JULY.—As the high temperature continues, the weather is warm and fine, and the summer is now perfect. The winds are variable, but generally hang in the S.W. quarter, with frequent rain and occasional thunder and lightning. Though the summer solstice has impinged on the direct influence of the sun, yet the earth and air have been so acted on that the solar rays attain a maximum of energy in this month, and the barometer has its minimum range, it being only 0·81 inch. While the mowed grounds exhibit their emerald green surfaces, the sober hues of maturity overspread the wheat and barley fields, and the corn is fit for the sickle by St. James's Day.

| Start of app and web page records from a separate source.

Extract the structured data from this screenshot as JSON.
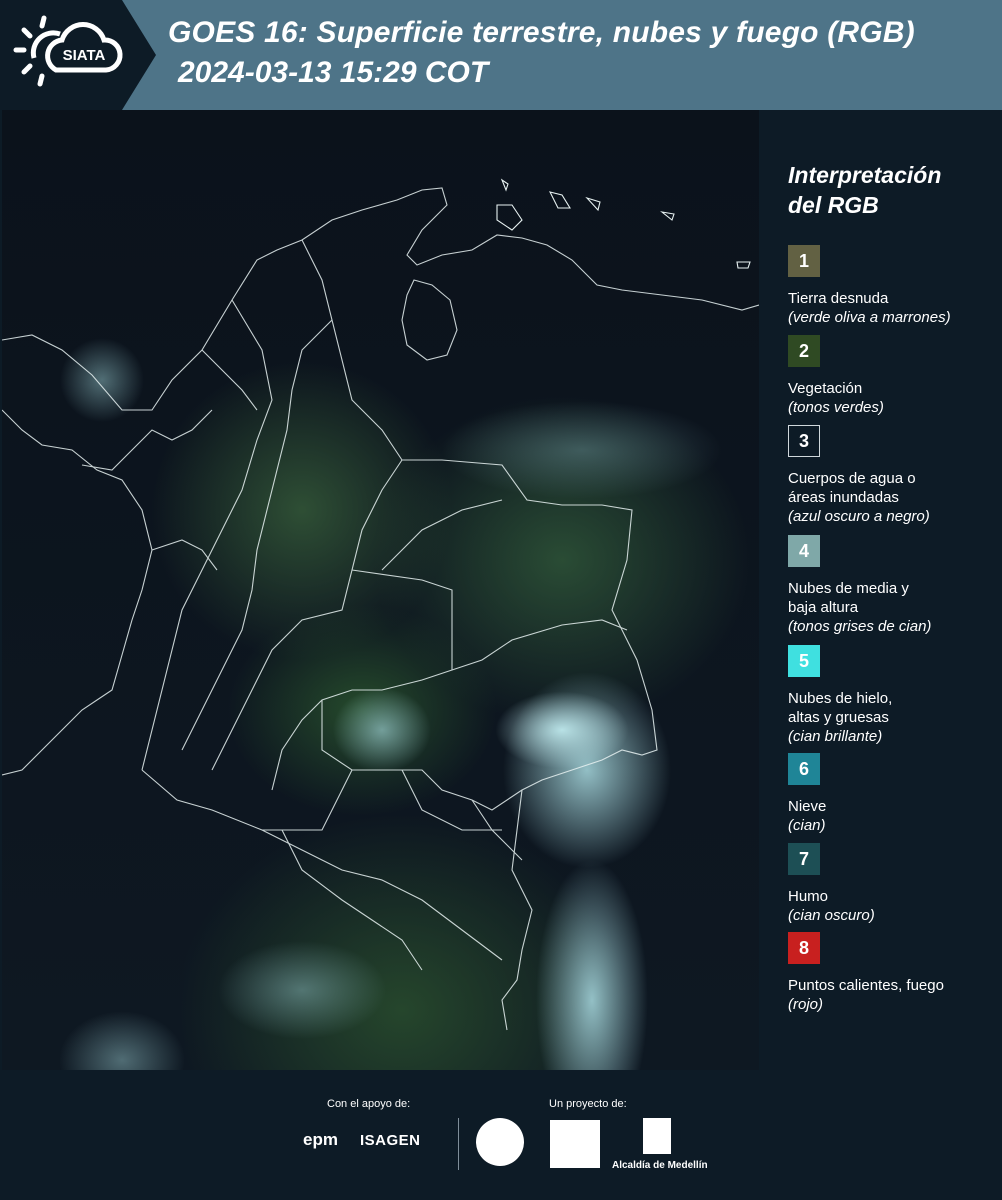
{
  "header": {
    "logo_text": "SIATA",
    "title": "GOES 16: Superficie terrestre, nubes y fuego (RGB)",
    "subtitle": "2024-03-13 15:29 COT"
  },
  "legend": {
    "title_line1": "Interpretación",
    "title_line2": "del RGB",
    "items": [
      {
        "number": "1",
        "label_line1": "Tierra desnuda",
        "label_line2": "",
        "desc": "(verde oliva a marrones)",
        "color": "#626143"
      },
      {
        "number": "2",
        "label_line1": "Vegetación",
        "label_line2": "",
        "desc": "(tonos verdes)",
        "color": "#2f4a23"
      },
      {
        "number": "3",
        "label_line1": "Cuerpos de agua o",
        "label_line2": "áreas inundadas",
        "desc": "(azul oscuro a negro)",
        "color": "#0d1b26"
      },
      {
        "number": "4",
        "label_line1": "Nubes de media y",
        "label_line2": "baja altura",
        "desc": "(tonos grises de cian)",
        "color": "#7fa8a8"
      },
      {
        "number": "5",
        "label_line1": "Nubes de hielo,",
        "label_line2": "altas y gruesas",
        "desc": "(cian brillante)",
        "color": "#3fe0e0"
      },
      {
        "number": "6",
        "label_line1": "Nieve",
        "label_line2": "",
        "desc": "(cian)",
        "color": "#1f8597"
      },
      {
        "number": "7",
        "label_line1": "Humo",
        "label_line2": "",
        "desc": "(cian oscuro)",
        "color": "#1d4f55"
      },
      {
        "number": "8",
        "label_line1": "Puntos calientes, fuego",
        "label_line2": "",
        "desc": "(rojo)",
        "color": "#c8201f"
      }
    ]
  },
  "footer": {
    "support_label": "Con el apoyo de:",
    "project_label": "Un proyecto de:",
    "epm": "epm",
    "isagen": "ISAGEN",
    "alcaldia": "Alcaldía de Medellín"
  },
  "colors": {
    "header_band": "#4e7488",
    "background": "#0d1b26"
  }
}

AUGUST.—In weather details the “rich array'd” August continues very like July, being generally fine and genial, with occasional storms of wind, thunder, and rain. Under the full influence of the solar rays, the temperature remains warm, with a high maximum of barometer, the which only varies 0.98 inch of the column. By the middle of this month, the harvest is secured and carried by good practical farmers, even whether the season is marked by backwardness or not.

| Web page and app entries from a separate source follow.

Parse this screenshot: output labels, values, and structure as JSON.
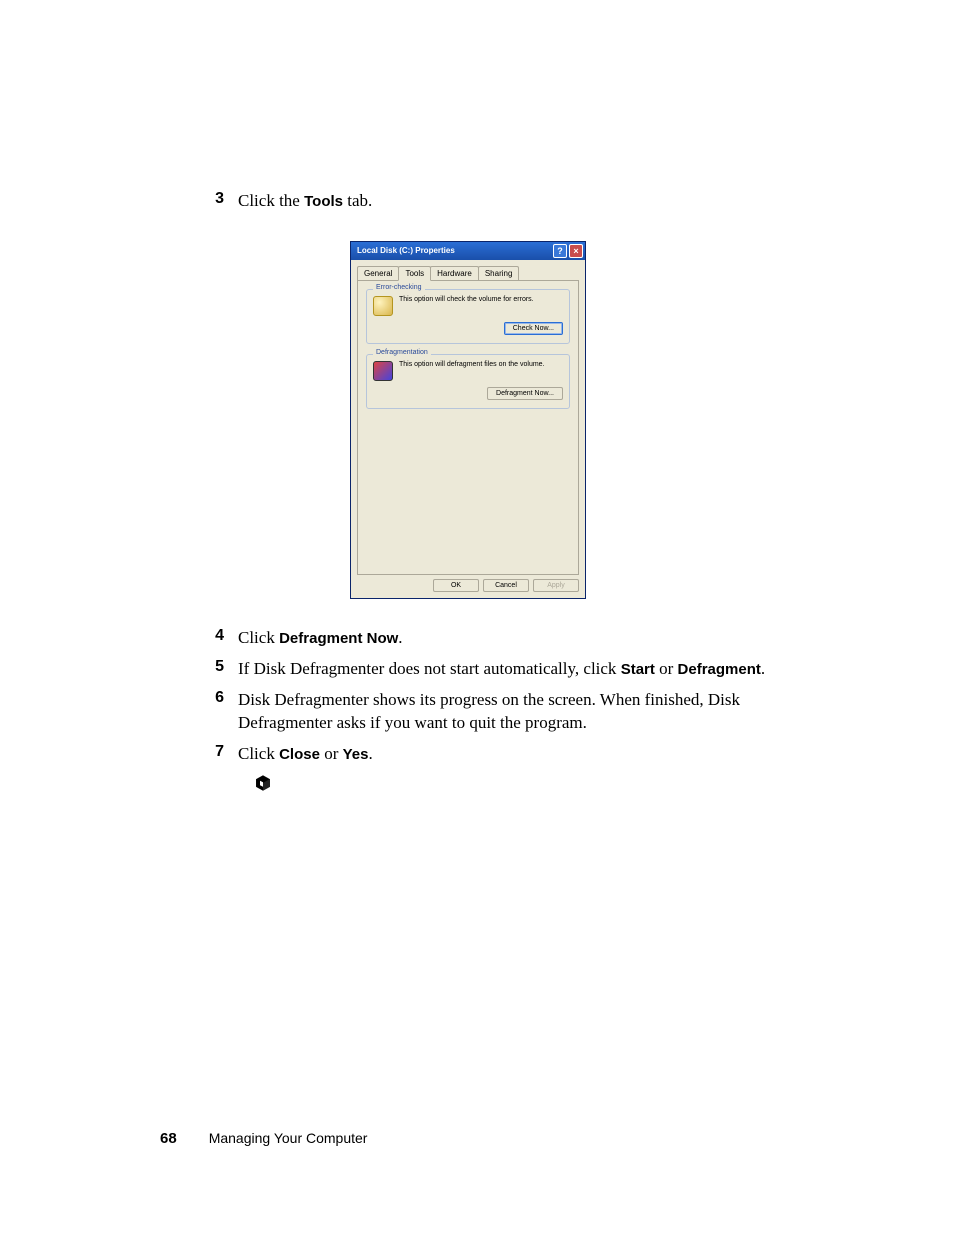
{
  "steps": {
    "3_num": "3",
    "3_text_a": "Click the ",
    "3_bold": "Tools",
    "3_text_b": " tab.",
    "4_num": "4",
    "4_text_a": "Click ",
    "4_bold": "Defragment Now",
    "4_text_b": ".",
    "5_num": "5",
    "5_text_a": "If Disk Defragmenter does not start automatically, click ",
    "5_bold_a": "Start",
    "5_text_b": " or ",
    "5_bold_b": "Defragment",
    "5_text_c": ".",
    "6_num": "6",
    "6_text": "Disk Defragmenter shows its progress on the screen. When finished, Disk Defragmenter asks if you want to quit the program.",
    "7_num": "7",
    "7_text_a": "Click ",
    "7_bold_a": "Close",
    "7_text_b": " or ",
    "7_bold_b": "Yes",
    "7_text_c": "."
  },
  "dialog": {
    "title": "Local Disk (C:) Properties",
    "tabs": {
      "general": "General",
      "tools": "Tools",
      "hardware": "Hardware",
      "sharing": "Sharing"
    },
    "error_checking": {
      "title": "Error-checking",
      "text": "This option will check the volume for errors.",
      "button": "Check Now..."
    },
    "defragmentation": {
      "title": "Defragmentation",
      "text": "This option will defragment files on the volume.",
      "button": "Defragment Now..."
    },
    "footer": {
      "ok": "OK",
      "cancel": "Cancel",
      "apply": "Apply"
    }
  },
  "footer": {
    "page_number": "68",
    "section_title": "Managing Your Computer"
  }
}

SEPTEMBER.— With the commencement of autumn, a falling temperature is perceptible; and, though the weather is generally fine, it is stormy at times, with thunder, especially at or about the equinox-less so, however, than during the March passage. The mean pressure of the atmosphere is 29.94 inches, and the mean range of the barometer 1:09 inch. The days are sensibly shortened, and we are reminded of the decline of the year by various changes on the face of nature.

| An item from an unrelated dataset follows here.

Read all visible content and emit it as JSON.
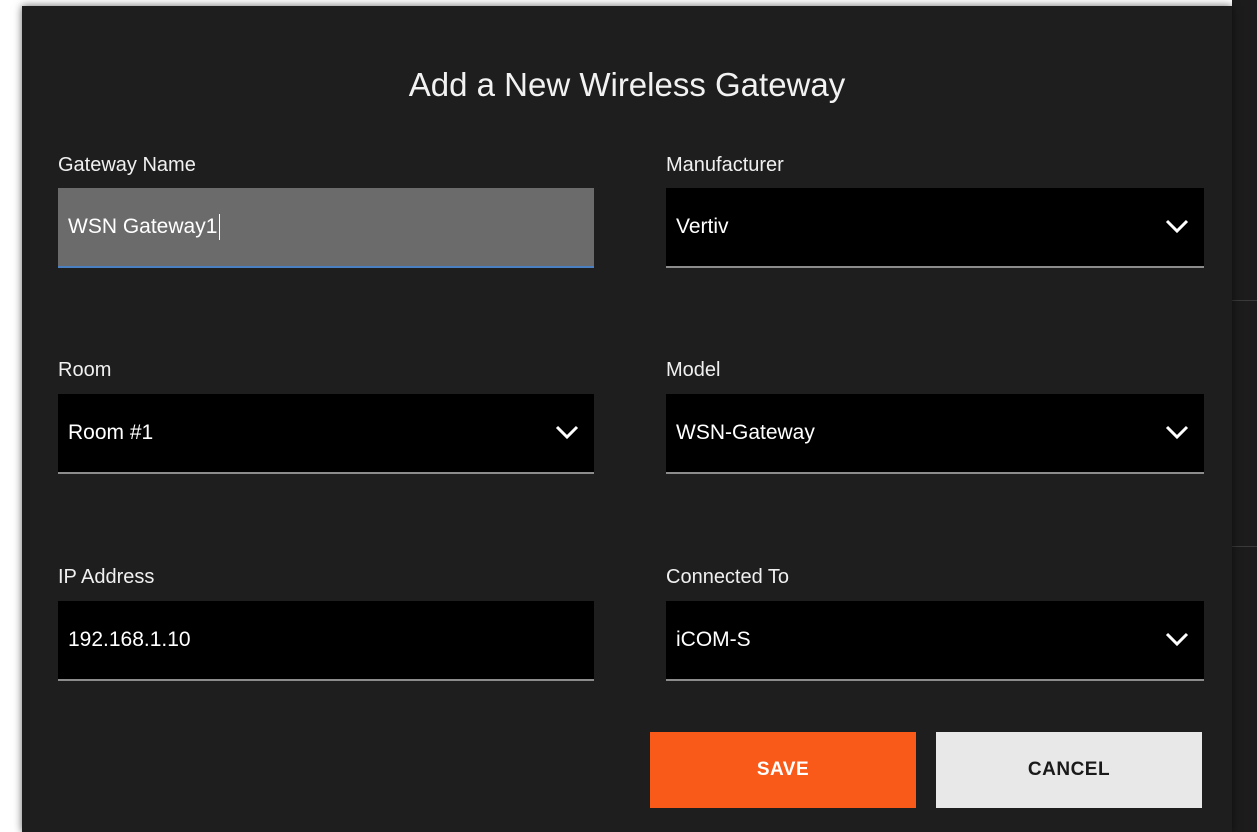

OCTOBER.—This is usually a fine month, though with a reduction of temperature and increase of humidity in gradual transition; but, as the fruits are gathered and stored, the foliage exhibits its richly-diversified autumnal tints without exciting regret for the decrease of solar power. The thermometer, however, sometimes still attains the height of 70° in the shade, or even higher; while the barometer range increases to an average of 1.32 inch. The open
fields are again the scene of active industry, and various occupations demand the attention of the farmer.
NOVEMBER.—A cold and dreary month, the murky atmosphere heavy with moisture, venting itself in high winds and rain, the foliage gone, and the trees in their winter preparation for hard gales. Yet occasionally very fine days break the gloom, and make the still decreasing temperature less sensibly felt. The pressure of the whole atmosphere amounts to 29.97 inches, and the range of the barometer to 1:10 inch. The field-work is generally completed this month, and the farming implements are laid aside.
DECEMBER. — This month opens, not unlike its predecessor, in high winds, humidity, and darkness; but towards its close, winter's full rigour becomes stamped. Severe frost does not usually set in till after the winter solstice; but a damp and chilly state of the atmosphere, more unpleasant than frost, often prevails. Northerly and easterly winds bring snow, and those south to west are charged with heavy rains. Mean range of the barometer 1:36 inch. Except for the presence of certain evergreens, vegetable nature seems to have fallen into a torpor.
The climate of Ilartwell may be further illustrated by submitting the general annual mean derived from the average monthly results of the register for 1837, a year in which I had occasion to pay some marked attention to the details, in order to compare them with a summary of those observed at Oxford and Bedford. Two barometers were usually noted, but the reliance is on one made by Mr. Jones, of Charing Cross, for the observatory; and the thermometer is the self-registering one of Mr. James Six, as described in the Philosophical Transactions for 1782. There were three hygrometers, but the one selected for the comparison was similar to that by which I registered at Bedford; it was made with twisted filaments of the andropogon contortum, a grass of extreme sensibility, brought from India by my late friend Captain Henry Kater.
The indications of this were shown by an index graduated to one thousand parts, from immersion in unslaked lime to saturation in moisture, and were afterwards reduced to degrees and tenths; and the dew-point was